> [WHAT THE EXERCISE ASKS] Return every line below as is, leaving out the pictures.

Extracted data entries
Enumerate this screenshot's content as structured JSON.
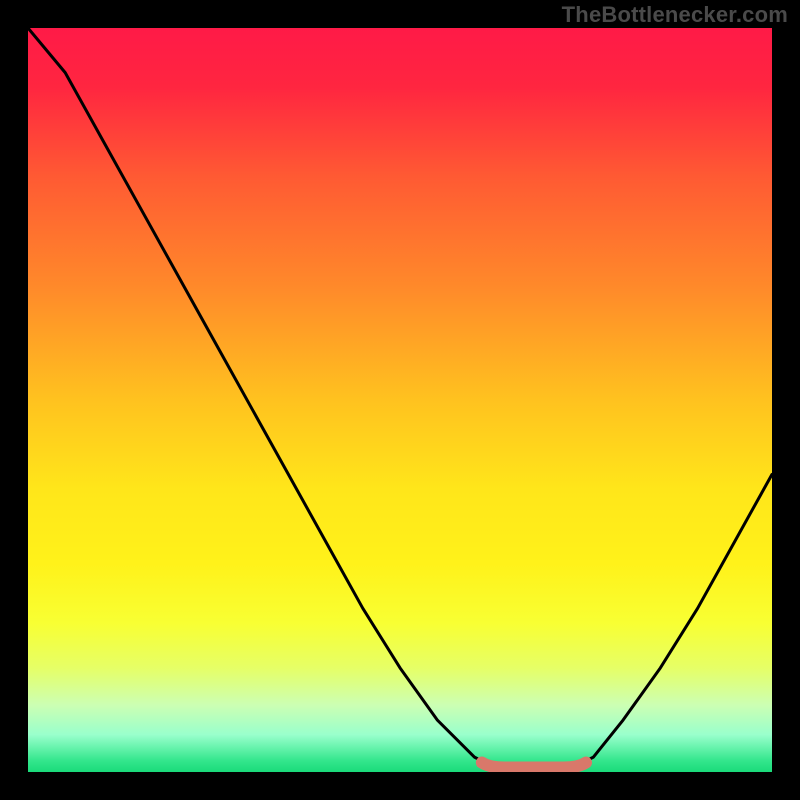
{
  "watermark": "TheBottlenecker.com",
  "chart_data": {
    "type": "line",
    "title": "",
    "xlabel": "",
    "ylabel": "",
    "xlim": [
      0,
      100
    ],
    "ylim": [
      0,
      100
    ],
    "x": [
      0,
      5,
      10,
      15,
      20,
      25,
      30,
      35,
      40,
      45,
      50,
      55,
      60,
      62,
      64,
      66,
      68,
      70,
      72,
      74,
      76,
      80,
      85,
      90,
      95,
      100
    ],
    "values": [
      100,
      94,
      85,
      76,
      67,
      58,
      49,
      40,
      31,
      22,
      14,
      7,
      2,
      1,
      0.5,
      0.5,
      0.5,
      0.5,
      0.7,
      1,
      2,
      7,
      14,
      22,
      31,
      40
    ],
    "highlight_x_range": [
      61,
      75
    ],
    "gradient_stops": [
      {
        "offset": 0.0,
        "color": "#ff1a47"
      },
      {
        "offset": 0.08,
        "color": "#ff2640"
      },
      {
        "offset": 0.2,
        "color": "#ff5a33"
      },
      {
        "offset": 0.35,
        "color": "#ff8a2a"
      },
      {
        "offset": 0.5,
        "color": "#ffc21f"
      },
      {
        "offset": 0.62,
        "color": "#ffe61a"
      },
      {
        "offset": 0.72,
        "color": "#fff21a"
      },
      {
        "offset": 0.8,
        "color": "#f8ff33"
      },
      {
        "offset": 0.86,
        "color": "#e6ff66"
      },
      {
        "offset": 0.91,
        "color": "#ccffb3"
      },
      {
        "offset": 0.95,
        "color": "#99ffcc"
      },
      {
        "offset": 0.985,
        "color": "#33e68c"
      },
      {
        "offset": 1.0,
        "color": "#1adb7a"
      }
    ],
    "curve_color": "#000000",
    "highlight_color": "#d9786a"
  }
}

> [SOLVED EXERCISE]
Enumerate this screenshot's content as structured JSON.
{
  "watermark": "TheBottlenecker.com",
  "chart_data": {
    "type": "line",
    "title": "",
    "xlabel": "",
    "ylabel": "",
    "xlim": [
      0,
      100
    ],
    "ylim": [
      0,
      100
    ],
    "x": [
      0,
      5,
      10,
      15,
      20,
      25,
      30,
      35,
      40,
      45,
      50,
      55,
      60,
      62,
      64,
      66,
      68,
      70,
      72,
      74,
      76,
      80,
      85,
      90,
      95,
      100
    ],
    "values": [
      100,
      94,
      85,
      76,
      67,
      58,
      49,
      40,
      31,
      22,
      14,
      7,
      2,
      1,
      0.5,
      0.5,
      0.5,
      0.5,
      0.7,
      1,
      2,
      7,
      14,
      22,
      31,
      40
    ],
    "highlight_x_range": [
      61,
      75
    ],
    "gradient_stops": [
      {
        "offset": 0.0,
        "color": "#ff1a47"
      },
      {
        "offset": 0.08,
        "color": "#ff2640"
      },
      {
        "offset": 0.2,
        "color": "#ff5a33"
      },
      {
        "offset": 0.35,
        "color": "#ff8a2a"
      },
      {
        "offset": 0.5,
        "color": "#ffc21f"
      },
      {
        "offset": 0.62,
        "color": "#ffe61a"
      },
      {
        "offset": 0.72,
        "color": "#fff21a"
      },
      {
        "offset": 0.8,
        "color": "#f8ff33"
      },
      {
        "offset": 0.86,
        "color": "#e6ff66"
      },
      {
        "offset": 0.91,
        "color": "#ccffb3"
      },
      {
        "offset": 0.95,
        "color": "#99ffcc"
      },
      {
        "offset": 0.985,
        "color": "#33e68c"
      },
      {
        "offset": 1.0,
        "color": "#1adb7a"
      }
    ],
    "curve_color": "#000000",
    "highlight_color": "#d9786a"
  }
}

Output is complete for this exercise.